▶ [Required work]: How many lines in the records below hold the string "likes"? Answer with the number alone.

▶ [Available data]:

┄┄┄┄┄┄┄┄┄┄┄┄┄┄┄┄┄┄┄┄

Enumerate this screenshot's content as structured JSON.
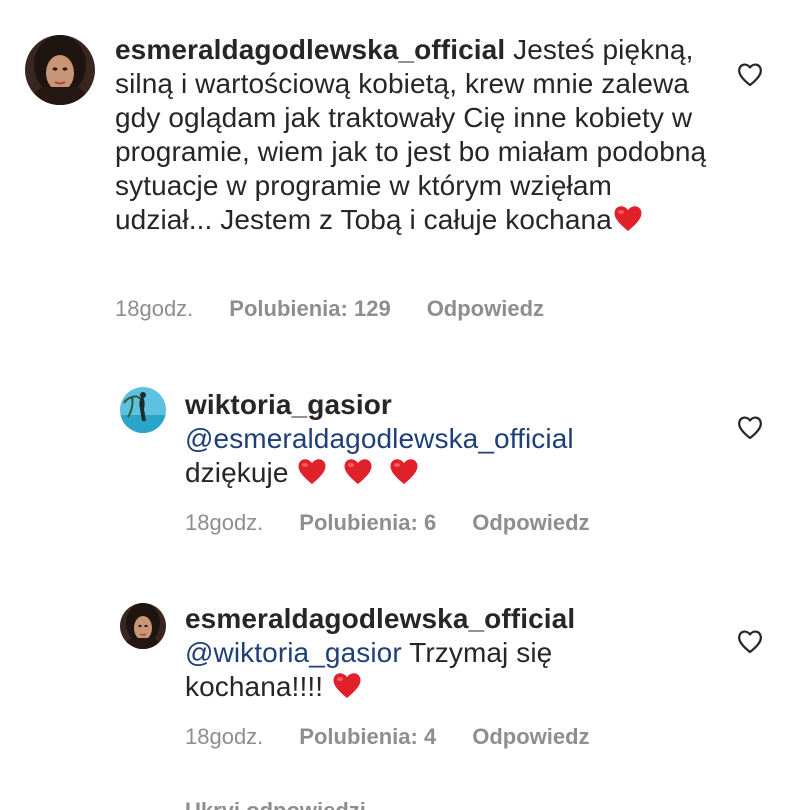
{
  "comments": [
    {
      "username": "esmeraldagodlewska_official",
      "text": "Jesteś piękną, silną i wartościową kobietą, krew mnie zalewa gdy oglądam jak traktowały Cię inne kobiety w programie, wiem jak to jest bo miałam podobną sytuacje w programie w którym wzięłam udział... Jestem z Tobą i całuje kochana",
      "emoji": [
        "red-heart"
      ],
      "time": "18godz.",
      "likes": "Polubienia: 129",
      "reply": "Odpowiedz"
    },
    {
      "username": "wiktoria_gasior",
      "mention": "@esmeraldagodlewska_official",
      "text": "dziękuje",
      "emoji": [
        "red-heart",
        "red-heart",
        "red-heart"
      ],
      "time": "18godz.",
      "likes": "Polubienia: 6",
      "reply": "Odpowiedz"
    },
    {
      "username": "esmeraldagodlewska_official",
      "mention": "@wiktoria_gasior",
      "text_after_mention": " Trzymaj się",
      "text_line2": "kochana!!!!",
      "emoji": [
        "red-heart"
      ],
      "time": "18godz.",
      "likes": "Polubienia: 4",
      "reply": "Odpowiedz"
    }
  ],
  "footer": {
    "hide_replies": "Ukryj odpowiedzi"
  },
  "colors": {
    "mention": "#1e3f78",
    "meta": "#8e8e8e",
    "heart": "#e0202a"
  }
}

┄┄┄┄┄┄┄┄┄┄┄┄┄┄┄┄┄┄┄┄

▶ [Response area]: 3